**TASK TO COMPLETE:** Only the text should be kept: print every entry below exactly and leave each image out.

BEGIN MATERIAL FOR THE TASK

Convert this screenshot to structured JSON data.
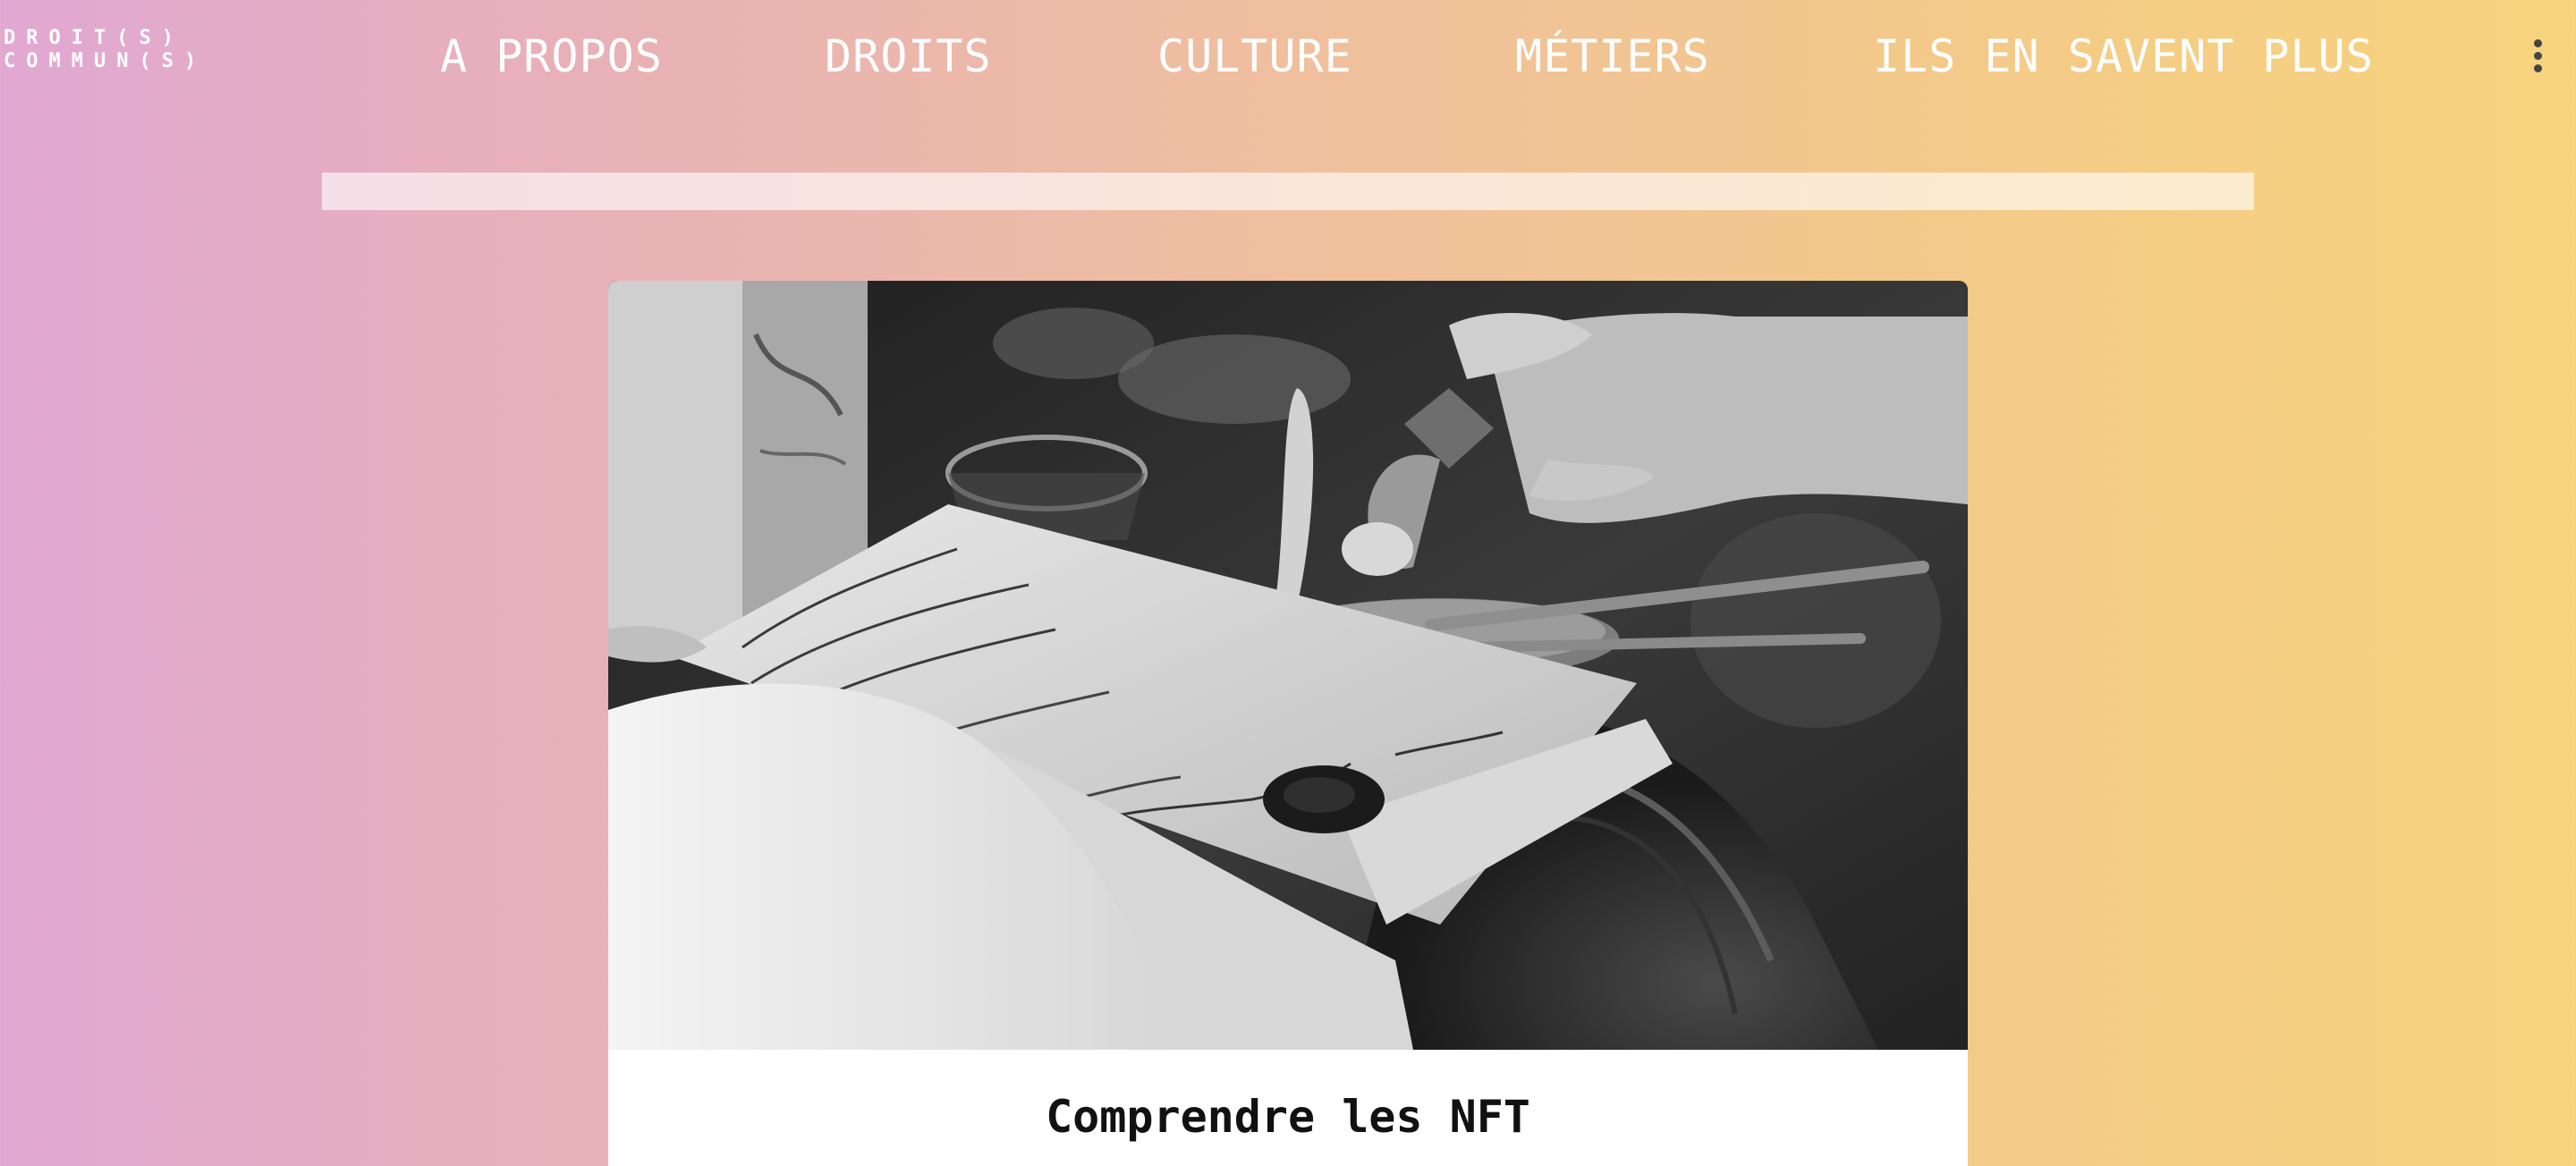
{
  "logo": {
    "line1": "DROIT(S)",
    "line2": "COMMUN(S)"
  },
  "nav": {
    "items": [
      {
        "label": "A PROPOS"
      },
      {
        "label": "DROITS"
      },
      {
        "label": "CULTURE"
      },
      {
        "label": "MÉTIERS"
      },
      {
        "label": "ILS EN SAVENT PLUS"
      }
    ],
    "more_icon": "more-vertical-icon"
  },
  "search": {
    "placeholder": ""
  },
  "card": {
    "image_icon": "wax-seal-photo",
    "title": "Comprendre les NFT"
  },
  "colors": {
    "gradient_left": "#e1a8d3",
    "gradient_right": "#f7d47d",
    "nav_text": "#ffffff",
    "card_background": "#ffffff"
  }
}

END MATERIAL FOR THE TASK

**RESPONSE AREA:**
Convert this screenshot to structured JSON data.
{
  "logo": {
    "line1": "DROIT(S)",
    "line2": "COMMUN(S)"
  },
  "nav": {
    "items": [
      {
        "label": "A PROPOS"
      },
      {
        "label": "DROITS"
      },
      {
        "label": "CULTURE"
      },
      {
        "label": "MÉTIERS"
      },
      {
        "label": "ILS EN SAVENT PLUS"
      }
    ],
    "more_icon": "more-vertical-icon"
  },
  "search": {
    "placeholder": ""
  },
  "card": {
    "image_icon": "wax-seal-photo",
    "title": "Comprendre les NFT"
  },
  "colors": {
    "gradient_left": "#e1a8d3",
    "gradient_right": "#f7d47d",
    "nav_text": "#ffffff",
    "card_background": "#ffffff"
  }
}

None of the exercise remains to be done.